A few weeks ago, I attended a Christmas carol concert at the Stanley Library in Girton College. Schubert's Winterreise. True to the name of the song cycle, a few days later I was boasting on having booked 3 flights, 3 train rides, 2 bus rides and 1 car ride, all for 218£ - Heathrow to Heathrow. To the wrong people, and out of nervousness, but I was boasting. I was going to gloriously roam half of Europe (extra-)low-cost, so that I could be home for Christmas. I was going to have a great Christmas. Eventually and predictably, I felt like I was putting on a show for myself, and I simply didn't want to attend my own show. Subconscious self-defense, I suppose. I'm supposed to make an effort towards nice holidays, not all the effort. "Home", whatever that means, was the most isolating and depressing place I've been to in the past few months - hardly surprising for Everybodyleftville.

Driving would have normally made me tick, but after my father said "Catch!" and threw me the car keys (much to my surprise, I may add), half an hour later I found myself just holding them and staring at the car. I felt nothing. "OK, maybe if I drive 130 km/h... Still nothing? OK, maybe if I drive on the left instead... no? Slow down and drift sideways into the next curve? Ho-hum... OK, let's face it, this isn't working."

My grandmother is very old. There were moments when she did not recognize me, and I simply didn't know how to deal with it. I thought I would be wiser and more prepared for this, but I just cowardly locked myself inside my head, far from anyone else, and threw away the key. I was hugging her, yet she didn't seem to acknowledge that it was me. Everything was wrong. I left.
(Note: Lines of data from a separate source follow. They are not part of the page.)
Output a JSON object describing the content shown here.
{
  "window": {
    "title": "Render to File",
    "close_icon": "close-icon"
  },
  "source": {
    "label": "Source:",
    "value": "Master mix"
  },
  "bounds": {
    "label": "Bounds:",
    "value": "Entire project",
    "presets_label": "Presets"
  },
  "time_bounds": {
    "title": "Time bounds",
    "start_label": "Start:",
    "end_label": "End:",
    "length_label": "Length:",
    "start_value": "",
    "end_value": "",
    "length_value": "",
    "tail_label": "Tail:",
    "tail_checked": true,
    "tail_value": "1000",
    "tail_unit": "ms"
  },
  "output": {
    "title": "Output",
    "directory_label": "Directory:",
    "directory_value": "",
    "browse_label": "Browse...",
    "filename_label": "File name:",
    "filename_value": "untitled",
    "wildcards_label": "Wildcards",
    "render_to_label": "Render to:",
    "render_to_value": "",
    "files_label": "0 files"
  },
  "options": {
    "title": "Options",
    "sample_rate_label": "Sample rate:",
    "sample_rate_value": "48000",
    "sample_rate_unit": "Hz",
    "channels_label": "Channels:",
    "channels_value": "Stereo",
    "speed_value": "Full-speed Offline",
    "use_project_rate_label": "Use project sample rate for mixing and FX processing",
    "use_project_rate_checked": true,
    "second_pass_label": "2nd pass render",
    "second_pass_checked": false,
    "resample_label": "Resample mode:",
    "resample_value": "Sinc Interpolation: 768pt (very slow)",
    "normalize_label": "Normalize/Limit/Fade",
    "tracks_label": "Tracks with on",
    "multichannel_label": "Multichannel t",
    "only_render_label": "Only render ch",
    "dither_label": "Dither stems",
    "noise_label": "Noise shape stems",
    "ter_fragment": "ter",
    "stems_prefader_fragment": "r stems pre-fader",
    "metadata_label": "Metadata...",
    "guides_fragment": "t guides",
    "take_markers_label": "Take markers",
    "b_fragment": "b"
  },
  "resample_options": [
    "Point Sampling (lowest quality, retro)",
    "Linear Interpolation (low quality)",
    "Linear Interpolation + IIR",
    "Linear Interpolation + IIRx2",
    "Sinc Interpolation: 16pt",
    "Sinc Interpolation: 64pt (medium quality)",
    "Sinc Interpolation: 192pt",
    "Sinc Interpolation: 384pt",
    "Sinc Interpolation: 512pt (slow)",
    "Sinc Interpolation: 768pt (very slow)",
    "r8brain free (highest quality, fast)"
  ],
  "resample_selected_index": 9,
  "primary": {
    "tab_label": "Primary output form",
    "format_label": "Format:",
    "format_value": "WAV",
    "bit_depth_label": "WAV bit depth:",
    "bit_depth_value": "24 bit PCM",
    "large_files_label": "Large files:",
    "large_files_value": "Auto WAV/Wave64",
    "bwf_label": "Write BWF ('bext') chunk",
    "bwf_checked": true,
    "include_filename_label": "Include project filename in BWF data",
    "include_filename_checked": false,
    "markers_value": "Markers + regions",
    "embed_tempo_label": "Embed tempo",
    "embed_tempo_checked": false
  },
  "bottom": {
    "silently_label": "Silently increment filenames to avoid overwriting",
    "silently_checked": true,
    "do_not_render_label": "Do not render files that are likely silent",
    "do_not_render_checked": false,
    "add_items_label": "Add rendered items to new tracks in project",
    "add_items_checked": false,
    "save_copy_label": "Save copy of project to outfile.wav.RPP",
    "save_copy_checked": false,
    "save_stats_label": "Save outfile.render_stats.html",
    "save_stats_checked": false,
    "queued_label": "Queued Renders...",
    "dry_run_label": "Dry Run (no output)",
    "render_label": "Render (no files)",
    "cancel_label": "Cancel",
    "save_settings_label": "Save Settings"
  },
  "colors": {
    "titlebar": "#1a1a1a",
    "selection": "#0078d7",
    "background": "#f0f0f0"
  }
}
At the moment of reading "How I Became Stupid" last year, I saw the point, but I didn't know just how to get there. Whether I want it or not, though, things are starting to fall into place in that direction for me. Slowly but surely, one day I'll get to the point where I can write a post to advertise my achievement of complete, utter stupidity.